body of research to guide efforts to support young children’s learning.
Over the past 15 years, great strides have been made in supporting young
children’s literacy. This report summarizes the now substantial literature on
learning and teaching mathematics for young children in hopes of catalyzing
a similar effort in mathematics....
This book takes a fresh look at programs for advanced studies for high school students in the United States, with a particular focus on the Advanced Placement and the International Baccalaureate programs, and asks how advanced studies can be significantly improved in general. It also examines two of the core issues surrounding these programs: they can have a profound impact on other components of the education system and participation in the programs has become key to admission at selective institutions of higher education.
Mathematics in Action: Prealgebra Problem Solving, Third Edition, is intended to help college
mathematics students gain mathematical literacy in the real world and simultaneously
help them build a solid foundation for future study in mathematics and other disciplines.
Our authoring team used the AMATYC Crossroads standards to develop a three-book series
to serve a large and diverse population of college students who, for whatever reason, have not
yet succeeded in learning mathematics.
Diane Ravitch, the noted education historian points out “At every level
of formal education, from nursery school to graduate school, equal opportu-
nity became the overriding goal of postwar7 educational reformers.
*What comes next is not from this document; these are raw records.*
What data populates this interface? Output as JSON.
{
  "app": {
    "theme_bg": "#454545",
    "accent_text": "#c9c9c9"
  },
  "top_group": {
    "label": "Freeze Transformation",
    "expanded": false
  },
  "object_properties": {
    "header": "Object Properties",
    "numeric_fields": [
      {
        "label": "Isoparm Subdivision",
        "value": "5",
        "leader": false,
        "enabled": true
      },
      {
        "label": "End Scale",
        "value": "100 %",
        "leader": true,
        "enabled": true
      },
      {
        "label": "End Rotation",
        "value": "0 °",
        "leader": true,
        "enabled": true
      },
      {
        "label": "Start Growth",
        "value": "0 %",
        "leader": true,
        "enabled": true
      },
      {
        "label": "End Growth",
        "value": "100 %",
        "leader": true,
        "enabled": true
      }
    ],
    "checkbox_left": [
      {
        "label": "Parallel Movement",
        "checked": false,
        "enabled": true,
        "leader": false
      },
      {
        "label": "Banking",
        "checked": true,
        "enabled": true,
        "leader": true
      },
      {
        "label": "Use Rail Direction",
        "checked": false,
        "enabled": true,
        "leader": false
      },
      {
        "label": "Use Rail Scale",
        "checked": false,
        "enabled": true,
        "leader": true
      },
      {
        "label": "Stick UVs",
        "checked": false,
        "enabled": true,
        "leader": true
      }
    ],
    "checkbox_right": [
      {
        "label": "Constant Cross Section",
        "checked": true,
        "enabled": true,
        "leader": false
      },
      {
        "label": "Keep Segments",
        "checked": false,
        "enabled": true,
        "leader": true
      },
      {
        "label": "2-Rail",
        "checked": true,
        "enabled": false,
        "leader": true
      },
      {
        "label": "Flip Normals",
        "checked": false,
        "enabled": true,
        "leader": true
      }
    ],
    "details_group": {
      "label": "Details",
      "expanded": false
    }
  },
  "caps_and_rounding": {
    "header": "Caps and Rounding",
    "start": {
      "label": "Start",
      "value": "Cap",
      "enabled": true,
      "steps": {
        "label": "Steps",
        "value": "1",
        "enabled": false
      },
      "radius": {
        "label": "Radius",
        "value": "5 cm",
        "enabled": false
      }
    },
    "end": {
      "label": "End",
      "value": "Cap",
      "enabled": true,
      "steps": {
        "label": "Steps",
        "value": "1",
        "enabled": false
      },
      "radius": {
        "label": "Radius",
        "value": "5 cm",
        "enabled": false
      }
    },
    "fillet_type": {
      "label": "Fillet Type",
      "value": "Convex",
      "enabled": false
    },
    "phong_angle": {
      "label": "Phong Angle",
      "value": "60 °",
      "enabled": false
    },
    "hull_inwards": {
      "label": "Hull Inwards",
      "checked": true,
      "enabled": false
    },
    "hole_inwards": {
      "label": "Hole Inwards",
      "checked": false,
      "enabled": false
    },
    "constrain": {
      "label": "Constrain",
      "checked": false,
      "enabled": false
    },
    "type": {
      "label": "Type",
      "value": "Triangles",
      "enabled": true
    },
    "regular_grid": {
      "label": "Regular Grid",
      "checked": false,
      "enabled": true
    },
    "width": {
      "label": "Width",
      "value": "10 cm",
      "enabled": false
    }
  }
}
Some-
times those who led the battles seemed to forget why it was important to
keep students in school longer; to forget that the ﬁght for higher enroll-
ments was part of a crusade against ignorance, and that institutions would
be judged by what their students had learned as well as by how many were
The Board on International Comparative Studies in Education
(BICSE) was established by the National Research Council (NRC) in
1988 at the request of the U.S. Department of Education’s National
Center for Education Statistics (NCES) and the U.S. National Science
Foundation (NSF). Under its initial mandate, the board monitored
U.S. participation in large-scale international comparative studies.
In 1998, the National Research Council
(NRC) established the Committee on
Science and Mathematics Teacher
Preparation (CSMTP) and charged it
with identifying critical issues in existing
practices and policies for K-12
teacher preparation in science and
mathematics. In its Statement of Task,
the NRC’s Governing Board also asked
the committee to identify recommendations
from professional organizations
regarding teacher preparation and the
quality of the K-12 teaching of science
and mathematics and to examine relevant
This situation comes from our earliest history and continues to the
present day. From a short history of mathematics education in this country
by Alan Tucker we have the following remarks: “The country’s ﬁrst colleges,
created to train ministers, taught no mathematics or science. There was no
training for teachers and theirs was one of the lowest ranked professions in
“Some founding fathers argued that a voting citizenry needed a deeper
education. For example, George Washington wrote, ‘The science of ﬁgures.
Scoring Extended- and Short-Response Items
Extended- and short-response items are evaluated according to an established scoring scale, called a
rubric, developed from a combination of expectations and a sample of actual student responses. Such
rubrics must be particularized by expected work and further developed by examples of student work in
developing a guide for scorers. Illinois educators play a substantial role in developing these guides used
for the scoring of the short- and extended-response items.
The most obvious reason why school mathematics education should matter
to university professors is that a continuing inﬂux of mathematically in-
competent students would decimate the university mathematics curriculum.
One can look no further than the United Kingdom to have one’s worst fears
conﬁrmed. If the report [TM] released by the Council of the London Math-
ematical Society in October, 1995, is to be trusted, then the UK is some ﬁve
years ahead of us in a mathematics education reform remarkably similar to
our own in its rhetoric. ...